Pension Benefit Guaranty Corporation (PBGC) premium rates are going to rise threefold by 2016. Consequently, companies sponsoring underfunded defined benefit plans will have to pay higher annual premiums. A solution that could lower or eliminate PBGC premiums is to borrow cash to fund a pension. This Plan Sponsor article authored by Milliman’s Will Clark-Shim offers perspective.

Here’s an excerpt:

Plan sponsors may not have the cash to contribute to their plans; another option is to borrow money to fund the pension plan.

This may sound like leverage, but plan sponsors already owe the pensions. The PBGC values those pensions as if they were AA-rated corporate debt. If a plan sponsor borrows money, funds the pension plan, and invests the borrowed proceeds in AA-rated corporate debt, it has roughly swapped one type of debt for another. The goal here is not to beat the market; the goal is to avoid paying a “tax” of 2.9% per year…

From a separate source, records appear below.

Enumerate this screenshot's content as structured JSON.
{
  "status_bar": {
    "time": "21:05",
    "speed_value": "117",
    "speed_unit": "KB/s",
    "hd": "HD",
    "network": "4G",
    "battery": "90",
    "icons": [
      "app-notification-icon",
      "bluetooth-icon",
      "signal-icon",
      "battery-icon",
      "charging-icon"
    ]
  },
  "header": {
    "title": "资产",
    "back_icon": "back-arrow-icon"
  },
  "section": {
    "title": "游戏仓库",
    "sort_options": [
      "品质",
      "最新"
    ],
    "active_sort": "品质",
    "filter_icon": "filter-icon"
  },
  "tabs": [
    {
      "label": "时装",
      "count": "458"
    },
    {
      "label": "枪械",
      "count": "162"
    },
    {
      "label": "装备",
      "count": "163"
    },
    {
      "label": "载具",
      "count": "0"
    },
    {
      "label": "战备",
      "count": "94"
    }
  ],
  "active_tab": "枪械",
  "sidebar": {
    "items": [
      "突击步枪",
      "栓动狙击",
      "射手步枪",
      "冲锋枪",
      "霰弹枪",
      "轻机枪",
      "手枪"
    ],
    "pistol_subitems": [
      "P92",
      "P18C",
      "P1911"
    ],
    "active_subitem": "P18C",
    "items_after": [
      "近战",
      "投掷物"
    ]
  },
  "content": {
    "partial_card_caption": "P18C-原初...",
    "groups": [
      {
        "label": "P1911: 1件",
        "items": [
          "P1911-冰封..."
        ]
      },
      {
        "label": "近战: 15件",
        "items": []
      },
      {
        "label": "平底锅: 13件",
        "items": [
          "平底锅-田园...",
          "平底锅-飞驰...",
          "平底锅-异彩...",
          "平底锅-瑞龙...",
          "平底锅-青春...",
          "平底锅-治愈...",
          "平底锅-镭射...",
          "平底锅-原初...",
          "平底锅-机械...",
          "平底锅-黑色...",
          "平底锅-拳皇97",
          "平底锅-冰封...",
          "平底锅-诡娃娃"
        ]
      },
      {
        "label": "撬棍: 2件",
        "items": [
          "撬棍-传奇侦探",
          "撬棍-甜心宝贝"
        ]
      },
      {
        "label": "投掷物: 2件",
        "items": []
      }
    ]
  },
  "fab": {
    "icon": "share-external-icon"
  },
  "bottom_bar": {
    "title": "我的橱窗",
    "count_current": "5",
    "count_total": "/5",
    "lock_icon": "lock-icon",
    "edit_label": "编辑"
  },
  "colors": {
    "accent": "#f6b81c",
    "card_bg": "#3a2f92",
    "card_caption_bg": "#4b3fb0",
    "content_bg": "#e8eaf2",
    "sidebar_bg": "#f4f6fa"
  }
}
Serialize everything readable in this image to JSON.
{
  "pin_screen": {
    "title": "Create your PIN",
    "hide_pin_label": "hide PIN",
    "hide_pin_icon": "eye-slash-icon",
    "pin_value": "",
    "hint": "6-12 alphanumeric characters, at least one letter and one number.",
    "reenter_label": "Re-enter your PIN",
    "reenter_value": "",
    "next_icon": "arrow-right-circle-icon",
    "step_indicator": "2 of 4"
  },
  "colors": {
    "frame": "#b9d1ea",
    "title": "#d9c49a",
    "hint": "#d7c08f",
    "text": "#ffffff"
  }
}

How much can plan sponsors save? Illustratively, if a plan sponsor pays 6% interest on its debt, invests the proceeds at 4% in long-duration corporate bonds, and forgoes 2.9% PBGC premiums, it saves 0.9% per year. On $20 million, that would be $180,000 per year, prior to taxes.

In addition, the pension contributions and the interest on the plan sponsor’s debt are generally tax-deductible. That may mean some tax relief above and beyond the PBGC premium savings. The higher the company’s taxes, the greater the potential tax advantages.

To learn more about this pension risk management solution, read Clark-Shim and Chris Jasperson’s article “Borrowing money to reduce PBGC premiums.”